Assignment: Lines that include the word "title" should be copied from the listing that follows.

Given data:
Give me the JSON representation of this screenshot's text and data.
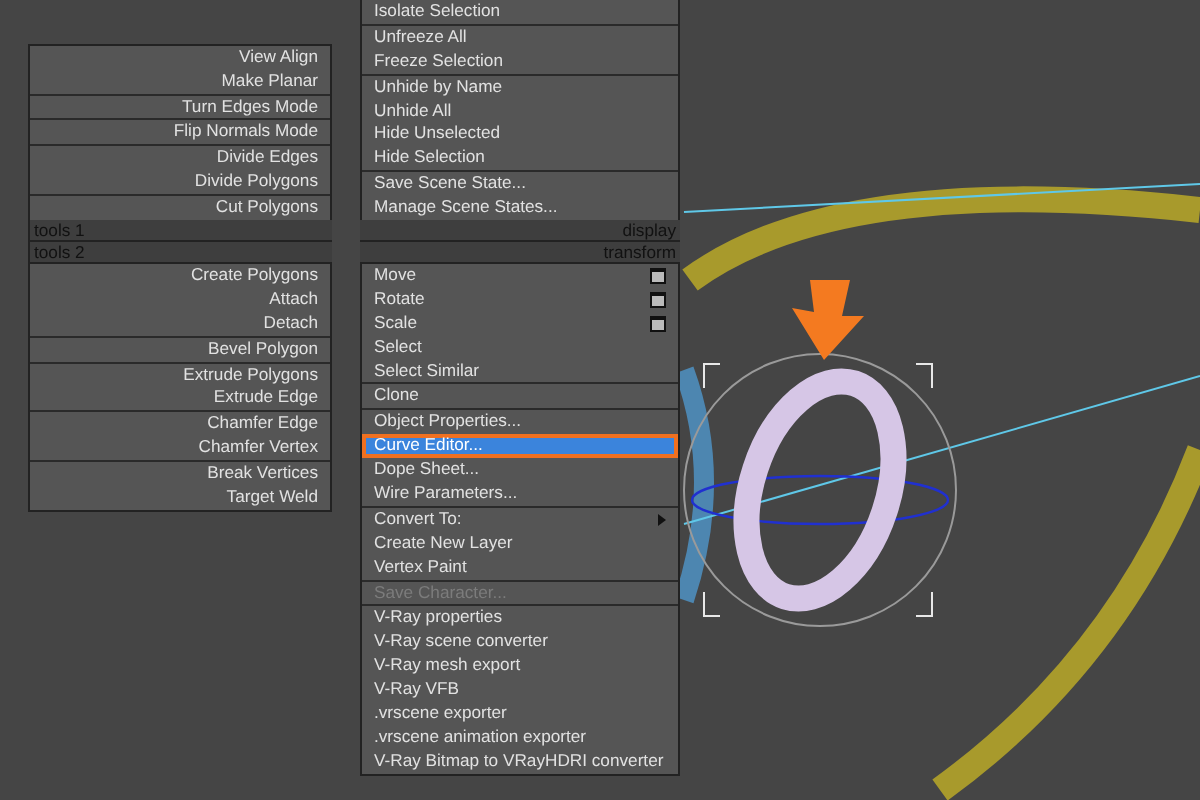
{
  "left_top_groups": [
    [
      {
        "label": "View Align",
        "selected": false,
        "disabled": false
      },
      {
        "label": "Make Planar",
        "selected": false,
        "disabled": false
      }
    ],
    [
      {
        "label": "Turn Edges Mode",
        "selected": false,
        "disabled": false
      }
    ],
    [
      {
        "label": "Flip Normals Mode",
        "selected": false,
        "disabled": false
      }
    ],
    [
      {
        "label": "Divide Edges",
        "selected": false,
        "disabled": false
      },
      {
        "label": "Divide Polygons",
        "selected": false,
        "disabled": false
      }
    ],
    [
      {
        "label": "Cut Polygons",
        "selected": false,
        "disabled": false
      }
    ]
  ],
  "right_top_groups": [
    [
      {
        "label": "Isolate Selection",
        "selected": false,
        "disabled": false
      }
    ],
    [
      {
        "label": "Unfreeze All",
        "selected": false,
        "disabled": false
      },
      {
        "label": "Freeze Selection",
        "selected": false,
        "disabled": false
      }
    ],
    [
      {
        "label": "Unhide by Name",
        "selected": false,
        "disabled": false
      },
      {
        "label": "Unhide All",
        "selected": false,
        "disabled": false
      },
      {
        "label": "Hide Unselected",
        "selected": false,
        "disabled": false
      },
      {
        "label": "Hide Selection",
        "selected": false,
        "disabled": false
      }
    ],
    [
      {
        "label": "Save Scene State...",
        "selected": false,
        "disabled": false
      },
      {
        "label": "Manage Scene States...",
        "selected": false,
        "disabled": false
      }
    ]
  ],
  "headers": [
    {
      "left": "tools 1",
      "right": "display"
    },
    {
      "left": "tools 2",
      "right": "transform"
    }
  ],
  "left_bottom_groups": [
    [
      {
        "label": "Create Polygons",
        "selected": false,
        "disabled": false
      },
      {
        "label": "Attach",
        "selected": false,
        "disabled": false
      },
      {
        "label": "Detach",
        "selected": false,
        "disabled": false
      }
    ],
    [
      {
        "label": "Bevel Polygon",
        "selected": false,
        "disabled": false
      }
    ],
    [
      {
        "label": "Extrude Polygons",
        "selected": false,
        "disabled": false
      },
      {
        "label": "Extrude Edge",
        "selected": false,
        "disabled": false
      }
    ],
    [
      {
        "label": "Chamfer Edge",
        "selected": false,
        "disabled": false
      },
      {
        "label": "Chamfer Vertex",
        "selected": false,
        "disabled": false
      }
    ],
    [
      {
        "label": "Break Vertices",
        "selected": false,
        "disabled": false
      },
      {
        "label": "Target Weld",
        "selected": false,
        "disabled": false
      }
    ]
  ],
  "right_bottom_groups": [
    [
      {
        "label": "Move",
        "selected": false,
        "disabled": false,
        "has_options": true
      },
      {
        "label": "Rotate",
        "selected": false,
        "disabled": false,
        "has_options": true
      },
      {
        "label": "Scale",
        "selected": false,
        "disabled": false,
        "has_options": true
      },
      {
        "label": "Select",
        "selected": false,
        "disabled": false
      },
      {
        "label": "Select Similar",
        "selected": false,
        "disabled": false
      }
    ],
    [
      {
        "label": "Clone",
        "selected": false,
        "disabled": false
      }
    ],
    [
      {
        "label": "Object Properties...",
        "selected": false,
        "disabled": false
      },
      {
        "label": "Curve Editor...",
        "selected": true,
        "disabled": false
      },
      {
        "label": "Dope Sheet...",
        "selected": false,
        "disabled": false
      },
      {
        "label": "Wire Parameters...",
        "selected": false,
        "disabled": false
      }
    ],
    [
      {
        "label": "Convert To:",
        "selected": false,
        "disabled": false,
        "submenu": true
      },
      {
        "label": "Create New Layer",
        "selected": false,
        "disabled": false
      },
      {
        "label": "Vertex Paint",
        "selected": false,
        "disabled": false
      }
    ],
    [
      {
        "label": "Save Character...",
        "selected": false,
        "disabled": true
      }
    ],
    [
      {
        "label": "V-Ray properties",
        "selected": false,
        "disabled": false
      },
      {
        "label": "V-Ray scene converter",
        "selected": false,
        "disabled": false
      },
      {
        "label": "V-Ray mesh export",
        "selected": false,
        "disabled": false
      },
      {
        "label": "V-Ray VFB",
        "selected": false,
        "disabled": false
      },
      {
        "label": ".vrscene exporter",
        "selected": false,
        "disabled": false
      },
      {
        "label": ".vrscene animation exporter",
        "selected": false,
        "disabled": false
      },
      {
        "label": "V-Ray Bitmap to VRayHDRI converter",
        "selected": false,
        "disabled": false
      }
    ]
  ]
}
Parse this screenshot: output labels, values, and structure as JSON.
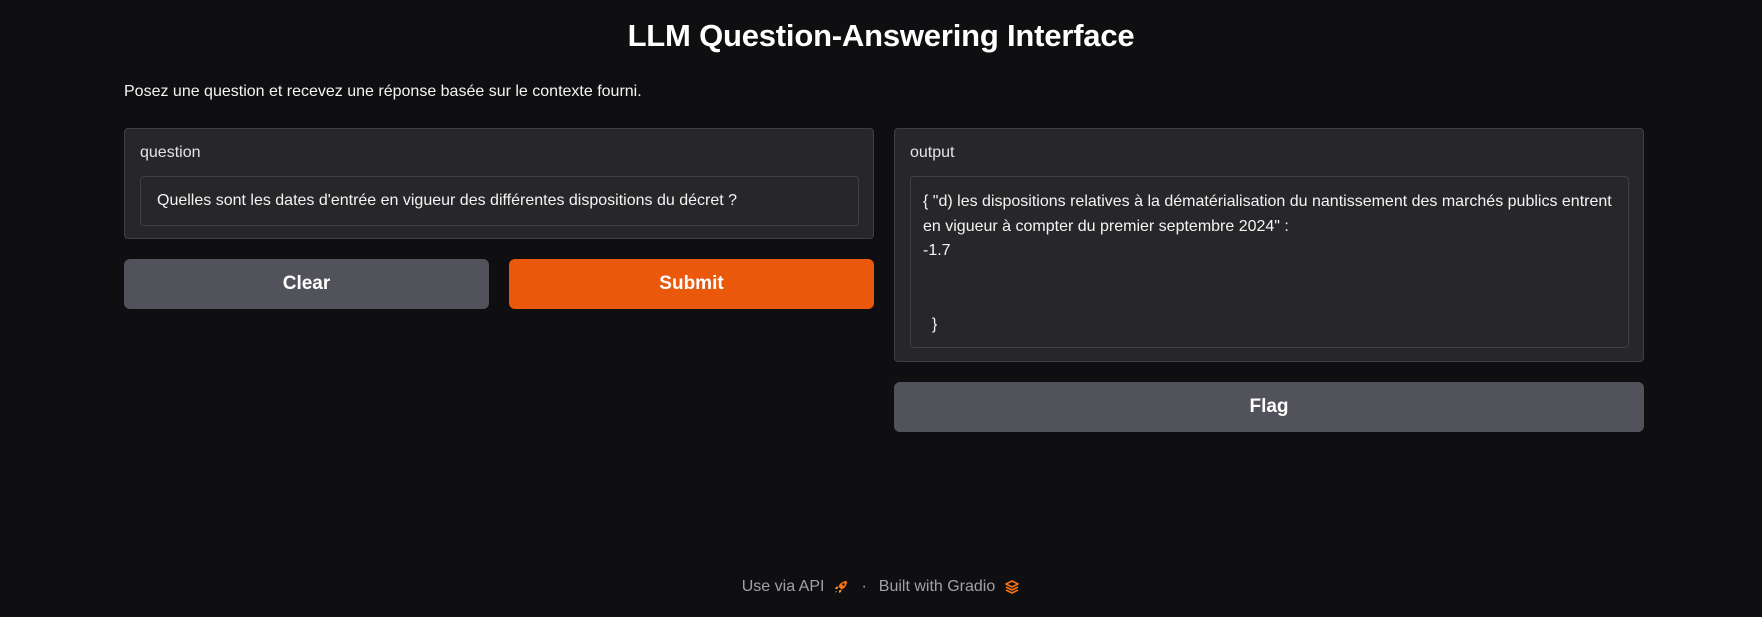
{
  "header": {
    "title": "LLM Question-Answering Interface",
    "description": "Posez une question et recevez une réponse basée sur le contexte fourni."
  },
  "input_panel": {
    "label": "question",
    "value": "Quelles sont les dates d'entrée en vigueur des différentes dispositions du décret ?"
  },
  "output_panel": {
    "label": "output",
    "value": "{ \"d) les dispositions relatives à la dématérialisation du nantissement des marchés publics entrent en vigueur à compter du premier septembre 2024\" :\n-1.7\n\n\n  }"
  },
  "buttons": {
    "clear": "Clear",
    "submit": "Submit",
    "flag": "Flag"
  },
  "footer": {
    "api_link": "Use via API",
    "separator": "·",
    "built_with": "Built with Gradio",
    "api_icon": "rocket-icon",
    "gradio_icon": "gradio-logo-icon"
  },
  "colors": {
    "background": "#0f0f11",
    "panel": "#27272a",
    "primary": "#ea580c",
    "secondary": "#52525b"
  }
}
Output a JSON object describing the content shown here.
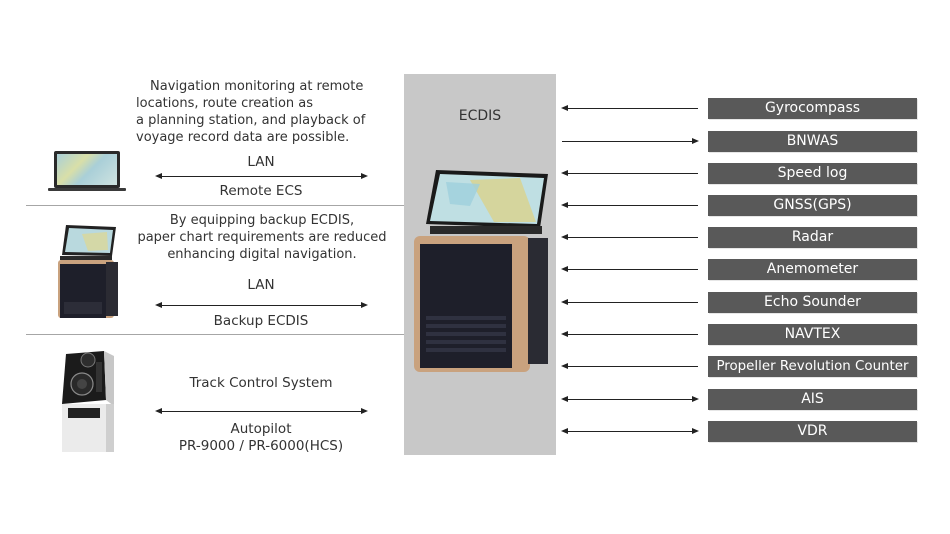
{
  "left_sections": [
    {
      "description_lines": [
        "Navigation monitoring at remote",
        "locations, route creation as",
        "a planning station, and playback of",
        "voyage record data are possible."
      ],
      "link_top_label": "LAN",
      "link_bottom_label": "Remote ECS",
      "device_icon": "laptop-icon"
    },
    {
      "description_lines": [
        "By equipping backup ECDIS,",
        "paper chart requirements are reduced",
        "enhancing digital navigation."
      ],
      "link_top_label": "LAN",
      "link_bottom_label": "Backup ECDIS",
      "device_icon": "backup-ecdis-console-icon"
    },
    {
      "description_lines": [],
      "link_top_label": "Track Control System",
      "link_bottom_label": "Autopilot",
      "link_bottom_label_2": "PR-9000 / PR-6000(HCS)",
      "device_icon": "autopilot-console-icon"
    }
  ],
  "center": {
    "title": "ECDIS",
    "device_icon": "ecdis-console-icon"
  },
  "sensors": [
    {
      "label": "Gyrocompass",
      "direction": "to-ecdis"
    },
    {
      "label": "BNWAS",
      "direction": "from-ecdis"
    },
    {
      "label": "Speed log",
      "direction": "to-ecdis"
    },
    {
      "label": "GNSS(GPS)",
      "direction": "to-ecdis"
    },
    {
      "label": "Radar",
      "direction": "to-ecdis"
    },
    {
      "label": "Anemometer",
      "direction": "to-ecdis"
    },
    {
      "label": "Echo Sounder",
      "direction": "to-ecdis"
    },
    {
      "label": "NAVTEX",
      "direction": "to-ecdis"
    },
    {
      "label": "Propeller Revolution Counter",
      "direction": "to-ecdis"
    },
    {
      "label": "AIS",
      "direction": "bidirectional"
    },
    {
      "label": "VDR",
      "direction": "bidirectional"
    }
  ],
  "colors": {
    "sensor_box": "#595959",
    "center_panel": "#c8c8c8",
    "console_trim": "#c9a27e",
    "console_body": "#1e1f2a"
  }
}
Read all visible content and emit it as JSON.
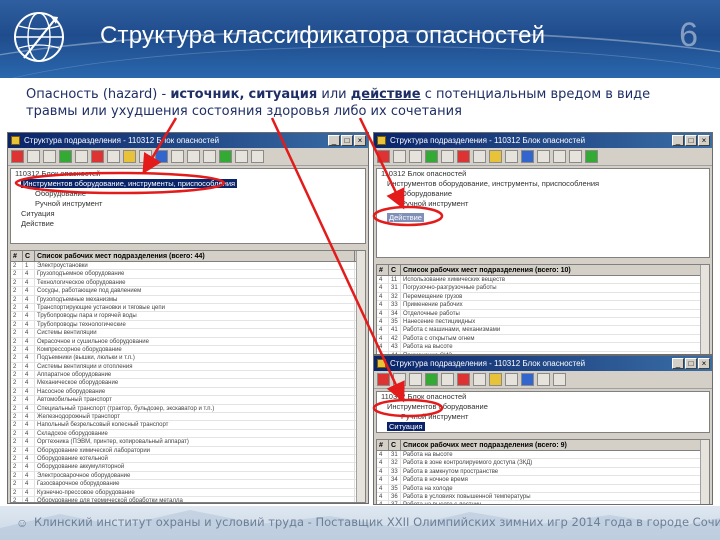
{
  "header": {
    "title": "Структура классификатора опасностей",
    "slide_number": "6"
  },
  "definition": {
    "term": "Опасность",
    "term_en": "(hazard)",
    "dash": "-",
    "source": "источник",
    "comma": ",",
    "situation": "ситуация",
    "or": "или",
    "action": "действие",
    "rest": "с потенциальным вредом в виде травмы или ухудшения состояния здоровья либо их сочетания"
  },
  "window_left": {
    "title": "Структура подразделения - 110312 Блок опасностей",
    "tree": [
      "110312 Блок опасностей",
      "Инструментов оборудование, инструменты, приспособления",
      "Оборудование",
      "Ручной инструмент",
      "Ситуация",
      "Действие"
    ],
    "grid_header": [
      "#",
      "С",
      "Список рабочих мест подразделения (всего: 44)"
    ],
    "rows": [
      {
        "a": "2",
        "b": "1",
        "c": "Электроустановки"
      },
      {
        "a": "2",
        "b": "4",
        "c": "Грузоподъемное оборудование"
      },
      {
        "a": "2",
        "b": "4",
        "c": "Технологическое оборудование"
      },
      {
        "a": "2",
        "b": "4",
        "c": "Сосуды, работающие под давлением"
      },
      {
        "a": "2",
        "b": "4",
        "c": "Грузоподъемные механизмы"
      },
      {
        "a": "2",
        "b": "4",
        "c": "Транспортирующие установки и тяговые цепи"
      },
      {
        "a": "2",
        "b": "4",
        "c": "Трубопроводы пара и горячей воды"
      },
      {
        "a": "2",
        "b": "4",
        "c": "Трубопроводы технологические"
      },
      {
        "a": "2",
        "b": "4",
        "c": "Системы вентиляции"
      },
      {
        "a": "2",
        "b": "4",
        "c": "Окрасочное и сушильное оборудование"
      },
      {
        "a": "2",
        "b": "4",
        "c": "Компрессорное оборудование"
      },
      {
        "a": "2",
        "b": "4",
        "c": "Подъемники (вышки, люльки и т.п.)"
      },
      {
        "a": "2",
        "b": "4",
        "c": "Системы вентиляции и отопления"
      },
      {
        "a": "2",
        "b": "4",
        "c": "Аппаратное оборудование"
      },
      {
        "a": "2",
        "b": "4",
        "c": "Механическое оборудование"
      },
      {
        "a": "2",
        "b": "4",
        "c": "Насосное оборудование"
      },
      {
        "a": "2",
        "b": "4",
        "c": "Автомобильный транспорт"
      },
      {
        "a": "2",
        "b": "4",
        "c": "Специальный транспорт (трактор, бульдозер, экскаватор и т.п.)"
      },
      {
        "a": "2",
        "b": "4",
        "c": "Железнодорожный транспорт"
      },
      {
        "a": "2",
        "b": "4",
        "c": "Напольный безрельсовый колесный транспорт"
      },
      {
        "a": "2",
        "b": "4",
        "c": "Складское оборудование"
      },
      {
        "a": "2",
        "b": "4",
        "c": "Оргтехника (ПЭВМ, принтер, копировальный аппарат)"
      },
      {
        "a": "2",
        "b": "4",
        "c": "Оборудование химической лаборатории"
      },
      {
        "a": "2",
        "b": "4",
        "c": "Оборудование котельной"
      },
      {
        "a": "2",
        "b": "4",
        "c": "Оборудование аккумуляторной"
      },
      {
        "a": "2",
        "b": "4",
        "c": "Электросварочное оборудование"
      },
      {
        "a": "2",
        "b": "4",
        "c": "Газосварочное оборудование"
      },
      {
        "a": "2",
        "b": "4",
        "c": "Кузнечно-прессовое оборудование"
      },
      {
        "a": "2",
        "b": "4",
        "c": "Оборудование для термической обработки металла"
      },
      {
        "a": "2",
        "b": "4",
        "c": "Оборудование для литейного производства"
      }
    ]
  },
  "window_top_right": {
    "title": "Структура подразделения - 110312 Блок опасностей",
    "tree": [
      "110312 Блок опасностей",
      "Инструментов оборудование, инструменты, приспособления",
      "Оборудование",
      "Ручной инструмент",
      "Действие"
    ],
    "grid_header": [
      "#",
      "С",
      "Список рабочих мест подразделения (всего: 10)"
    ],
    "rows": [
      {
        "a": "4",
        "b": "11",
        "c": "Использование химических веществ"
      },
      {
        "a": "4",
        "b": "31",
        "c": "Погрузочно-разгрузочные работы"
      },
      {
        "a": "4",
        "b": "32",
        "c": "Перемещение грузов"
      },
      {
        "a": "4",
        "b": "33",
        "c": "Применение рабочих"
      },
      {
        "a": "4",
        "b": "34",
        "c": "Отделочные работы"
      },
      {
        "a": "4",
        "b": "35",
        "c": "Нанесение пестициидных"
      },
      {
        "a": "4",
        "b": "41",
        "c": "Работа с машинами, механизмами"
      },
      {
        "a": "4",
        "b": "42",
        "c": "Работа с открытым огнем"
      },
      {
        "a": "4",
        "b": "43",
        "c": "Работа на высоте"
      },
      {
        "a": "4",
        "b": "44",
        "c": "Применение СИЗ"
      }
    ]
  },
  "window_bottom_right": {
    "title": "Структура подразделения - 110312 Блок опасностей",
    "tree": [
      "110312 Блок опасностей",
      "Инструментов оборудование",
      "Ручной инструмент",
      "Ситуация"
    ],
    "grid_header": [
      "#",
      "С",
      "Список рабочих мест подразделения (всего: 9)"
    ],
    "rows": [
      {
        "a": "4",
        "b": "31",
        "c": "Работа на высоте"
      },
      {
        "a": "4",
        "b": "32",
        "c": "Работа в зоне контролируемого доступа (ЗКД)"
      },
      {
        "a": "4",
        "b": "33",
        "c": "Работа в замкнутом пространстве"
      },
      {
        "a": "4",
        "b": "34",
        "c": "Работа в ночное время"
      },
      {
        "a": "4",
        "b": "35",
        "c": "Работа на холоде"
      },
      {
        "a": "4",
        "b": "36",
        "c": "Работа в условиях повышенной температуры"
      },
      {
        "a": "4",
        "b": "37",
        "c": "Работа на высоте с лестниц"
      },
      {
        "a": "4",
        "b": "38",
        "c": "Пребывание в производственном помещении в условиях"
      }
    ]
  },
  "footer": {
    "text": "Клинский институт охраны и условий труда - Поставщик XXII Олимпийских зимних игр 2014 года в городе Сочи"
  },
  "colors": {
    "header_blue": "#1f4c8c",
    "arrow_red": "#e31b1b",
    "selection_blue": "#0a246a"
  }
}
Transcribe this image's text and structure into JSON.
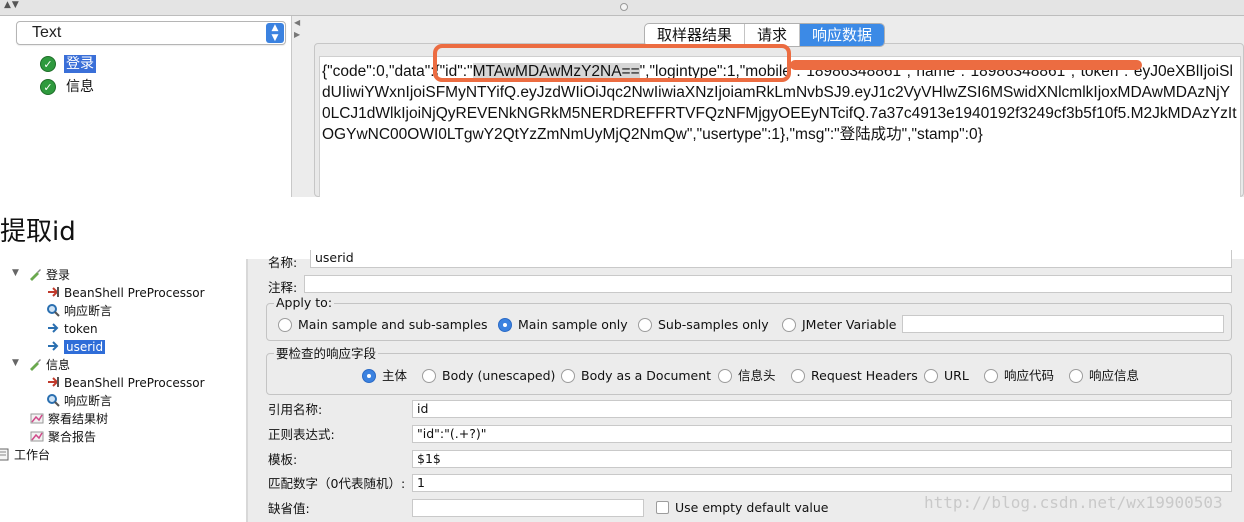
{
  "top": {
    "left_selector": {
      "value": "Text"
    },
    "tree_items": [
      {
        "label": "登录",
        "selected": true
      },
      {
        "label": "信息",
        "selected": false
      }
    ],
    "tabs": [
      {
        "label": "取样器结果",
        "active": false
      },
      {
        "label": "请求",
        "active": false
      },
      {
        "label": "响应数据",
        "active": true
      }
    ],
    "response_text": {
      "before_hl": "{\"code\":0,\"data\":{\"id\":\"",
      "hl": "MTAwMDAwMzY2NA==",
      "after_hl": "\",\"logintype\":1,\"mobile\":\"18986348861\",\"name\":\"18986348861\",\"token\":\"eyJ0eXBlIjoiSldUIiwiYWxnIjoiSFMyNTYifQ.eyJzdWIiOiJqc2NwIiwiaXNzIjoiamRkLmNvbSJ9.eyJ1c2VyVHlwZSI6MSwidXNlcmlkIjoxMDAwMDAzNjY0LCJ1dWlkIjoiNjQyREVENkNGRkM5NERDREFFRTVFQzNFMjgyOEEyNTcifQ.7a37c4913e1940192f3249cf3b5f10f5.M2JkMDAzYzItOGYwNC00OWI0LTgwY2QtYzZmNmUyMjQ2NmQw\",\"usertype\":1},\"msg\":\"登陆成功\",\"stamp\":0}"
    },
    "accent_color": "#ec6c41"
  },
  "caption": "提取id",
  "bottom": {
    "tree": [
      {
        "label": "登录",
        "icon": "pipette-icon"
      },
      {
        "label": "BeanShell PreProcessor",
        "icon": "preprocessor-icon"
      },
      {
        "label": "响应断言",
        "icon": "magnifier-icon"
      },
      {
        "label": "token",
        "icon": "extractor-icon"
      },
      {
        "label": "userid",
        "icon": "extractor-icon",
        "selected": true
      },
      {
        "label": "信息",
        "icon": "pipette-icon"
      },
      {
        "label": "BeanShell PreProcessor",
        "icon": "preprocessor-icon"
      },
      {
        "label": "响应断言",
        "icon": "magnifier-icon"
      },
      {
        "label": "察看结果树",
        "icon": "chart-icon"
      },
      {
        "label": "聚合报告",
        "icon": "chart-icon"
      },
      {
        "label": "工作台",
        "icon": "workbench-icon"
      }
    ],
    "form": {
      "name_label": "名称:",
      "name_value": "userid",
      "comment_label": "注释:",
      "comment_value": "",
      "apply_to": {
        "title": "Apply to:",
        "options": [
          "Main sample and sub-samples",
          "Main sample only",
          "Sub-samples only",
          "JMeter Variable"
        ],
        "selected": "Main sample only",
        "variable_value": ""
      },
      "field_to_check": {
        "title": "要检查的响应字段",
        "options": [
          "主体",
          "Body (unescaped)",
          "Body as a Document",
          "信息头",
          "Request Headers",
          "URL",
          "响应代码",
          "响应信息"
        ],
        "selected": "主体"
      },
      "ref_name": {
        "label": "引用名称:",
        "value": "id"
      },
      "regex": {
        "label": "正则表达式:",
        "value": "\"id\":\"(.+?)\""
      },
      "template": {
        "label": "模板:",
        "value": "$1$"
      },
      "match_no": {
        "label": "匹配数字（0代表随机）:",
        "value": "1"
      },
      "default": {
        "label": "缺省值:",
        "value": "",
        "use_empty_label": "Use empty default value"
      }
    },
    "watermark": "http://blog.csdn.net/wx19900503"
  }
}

Response area:
    "title": "LLM Question-Answering Interface",
    "title": "ECDIS",
    "title": "Структура классификатора опасностей",
    "title": "Структура подразделения - 110312 Блок опасностей",
    "title": "Структура подразделения - 110312 Блок опасностей",
    "title": "Структура подразделения - 110312 Блок опасностей",
        "title": "Apply to:",
        "title": "要检查的响应字段",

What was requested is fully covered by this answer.